## Excerpts from an interface dataset
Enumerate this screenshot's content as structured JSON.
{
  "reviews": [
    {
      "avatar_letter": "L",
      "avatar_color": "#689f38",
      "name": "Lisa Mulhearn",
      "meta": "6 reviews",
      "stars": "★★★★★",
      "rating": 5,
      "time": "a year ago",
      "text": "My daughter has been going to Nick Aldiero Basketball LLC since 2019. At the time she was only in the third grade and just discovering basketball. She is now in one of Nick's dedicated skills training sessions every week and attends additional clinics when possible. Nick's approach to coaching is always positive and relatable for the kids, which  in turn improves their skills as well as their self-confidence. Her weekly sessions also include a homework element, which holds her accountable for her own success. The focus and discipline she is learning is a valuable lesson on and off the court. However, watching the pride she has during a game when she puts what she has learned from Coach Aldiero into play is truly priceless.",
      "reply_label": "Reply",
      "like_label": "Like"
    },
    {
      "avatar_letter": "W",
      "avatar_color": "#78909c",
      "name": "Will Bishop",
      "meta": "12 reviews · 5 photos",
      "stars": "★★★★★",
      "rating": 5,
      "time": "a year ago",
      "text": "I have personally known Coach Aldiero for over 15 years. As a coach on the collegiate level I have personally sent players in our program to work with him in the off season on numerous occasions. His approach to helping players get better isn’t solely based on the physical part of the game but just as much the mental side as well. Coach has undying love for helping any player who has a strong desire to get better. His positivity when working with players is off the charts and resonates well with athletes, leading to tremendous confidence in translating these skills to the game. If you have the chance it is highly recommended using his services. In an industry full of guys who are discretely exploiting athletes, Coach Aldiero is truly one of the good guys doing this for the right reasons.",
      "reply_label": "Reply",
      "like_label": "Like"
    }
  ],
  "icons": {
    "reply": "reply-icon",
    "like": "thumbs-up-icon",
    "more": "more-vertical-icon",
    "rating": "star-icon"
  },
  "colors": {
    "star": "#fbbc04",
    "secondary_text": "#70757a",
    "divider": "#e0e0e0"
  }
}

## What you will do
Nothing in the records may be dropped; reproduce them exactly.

## Exercise result
Enumerate this screenshot's content as structured JSON.
{
  "reviews": [
    {
      "avatar_letter": "L",
      "avatar_color": "#689f38",
      "name": "Lisa Mulhearn",
      "meta": "6 reviews",
      "stars": "★★★★★",
      "rating": 5,
      "time": "a year ago",
      "text": "My daughter has been going to Nick Aldiero Basketball LLC since 2019. At the time she was only in the third grade and just discovering basketball. She is now in one of Nick's dedicated skills training sessions every week and attends additional clinics when possible. Nick's approach to coaching is always positive and relatable for the kids, which  in turn improves their skills as well as their self-confidence. Her weekly sessions also include a homework element, which holds her accountable for her own success. The focus and discipline she is learning is a valuable lesson on and off the court. However, watching the pride she has during a game when she puts what she has learned from Coach Aldiero into play is truly priceless.",
      "reply_label": "Reply",
      "like_label": "Like"
    },
    {
      "avatar_letter": "W",
      "avatar_color": "#78909c",
      "name": "Will Bishop",
      "meta": "12 reviews · 5 photos",
      "stars": "★★★★★",
      "rating": 5,
      "time": "a year ago",
      "text": "I have personally known Coach Aldiero for over 15 years. As a coach on the collegiate level I have personally sent players in our program to work with him in the off season on numerous occasions. His approach to helping players get better isn’t solely based on the physical part of the game but just as much the mental side as well. Coach has undying love for helping any player who has a strong desire to get better. His positivity when working with players is off the charts and resonates well with athletes, leading to tremendous confidence in translating these skills to the game. If you have the chance it is highly recommended using his services. In an industry full of guys who are discretely exploiting athletes, Coach Aldiero is truly one of the good guys doing this for the right reasons.",
      "reply_label": "Reply",
      "like_label": "Like"
    }
  ],
  "icons": {
    "reply": "reply-icon",
    "like": "thumbs-up-icon",
    "more": "more-vertical-icon",
    "rating": "star-icon"
  },
  "colors": {
    "star": "#fbbc04",
    "secondary_text": "#70757a",
    "divider": "#e0e0e0"
  }
}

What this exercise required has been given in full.